By default you can not pass sound through to your host Windows system’s audio devices from a Linux virtual machine. I struggled finding reliable instructions for getting this to work and ended up using a third party solution called PulseAudio.
To get started, you’ll need an Ubuntu VM to work with and we’ll need to install Hyper-V if you haven’t already. Open PowerShell as an Administrator and install the Hyper-V components. Run: Enable-WindowsOptionalFeature -Online -FeatureName Microsoft-Hyper-V -All
Hyper-V can also be installed using the GUI. Go to the Control Panel -> Programs and Features > Turn Windows Features on or off and choose it from the menu (both boxes).
Once you have the Hyper-V tools installed, launch the Hyper-V Manager and use the Quick Create feature to automatically install and configure and Ubuntu Linux VM.
After the creation of your new VM has finished, right click on it in the Hyper-V Manager and start the virtual machine. Right click on it again to connect to the console.
After you get logged on to your new Linux machine, the first thing we need to do is to configured the repos so that you can download the PulseAudio software we will be using to enable your VM’s sound. In the show Applications menu, open Software and Updates. Go to the Ubuntu Software tab and select all of the boxes.
Now, open a terminal from the Show Applications menu and run the following lines to install and configure PulseAudio.
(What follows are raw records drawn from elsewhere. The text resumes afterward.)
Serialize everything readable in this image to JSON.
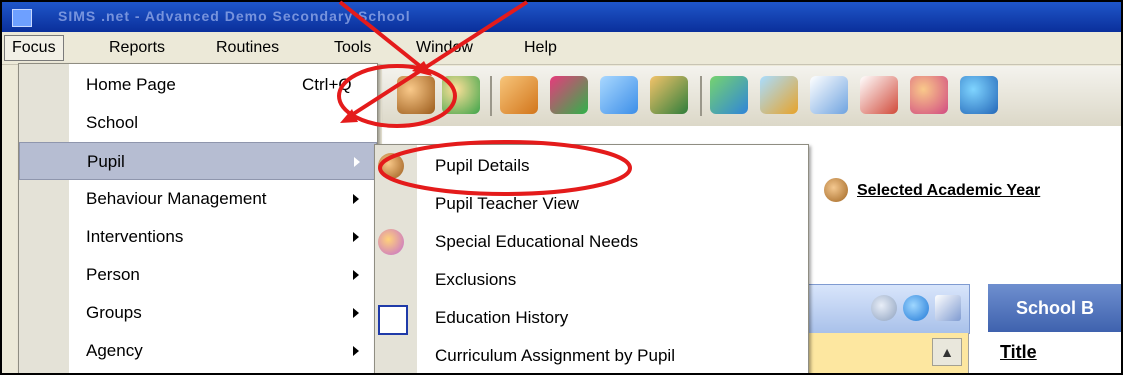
{
  "titlebar": {
    "text": "SIMS .net - Advanced Demo Secondary School"
  },
  "menubar": {
    "items": [
      {
        "label": "Focus"
      },
      {
        "label": "Reports"
      },
      {
        "label": "Routines"
      },
      {
        "label": "Tools"
      },
      {
        "label": "Window"
      },
      {
        "label": "Help"
      }
    ]
  },
  "focus_menu": {
    "items": [
      {
        "label": "Home Page",
        "shortcut": "Ctrl+Q"
      },
      {
        "label": "School"
      },
      {
        "label": "Pupil",
        "selected": true
      },
      {
        "label": "Behaviour Management"
      },
      {
        "label": "Interventions"
      },
      {
        "label": "Person"
      },
      {
        "label": "Groups"
      },
      {
        "label": "Agency"
      }
    ]
  },
  "pupil_submenu": {
    "items": [
      {
        "label": "Pupil Details"
      },
      {
        "label": "Pupil Teacher View"
      },
      {
        "label": "Special Educational Needs"
      },
      {
        "label": "Exclusions"
      },
      {
        "label": "Education History"
      },
      {
        "label": "Curriculum Assignment by Pupil"
      }
    ]
  },
  "workspace": {
    "academic_year_label": "Selected Academic Year",
    "school_bulletin_header": "School B",
    "title_column": "Title"
  },
  "colors": {
    "annotation": "#e41b1b",
    "menu_highlight": "#b6bdd2",
    "panel_header": "#3f62ae"
  }
}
Reboot the Linux VM when you are finished.
cd /tmp sudo apt source pulseaudio cd /tmp/pulseaudio* sudo ./configure cd /usr/src/xrdp-pulseaudio-installer sudo make PULSE_DIR="/tmp/pulseaudio-11.1" sudo install -t "/var/lib/xrdp-pulseaudio-installer" -D -m 644 *.so
When the system comes back on line, connect again and use the Show Applications menu to open Settings. Go to the sound section and set the Output device to xrdp sink. Set the Input Device to xrdp source. That’s it. If everything went according to plan, your Ubuntu VM should be able to pass sound through to your Windows Host.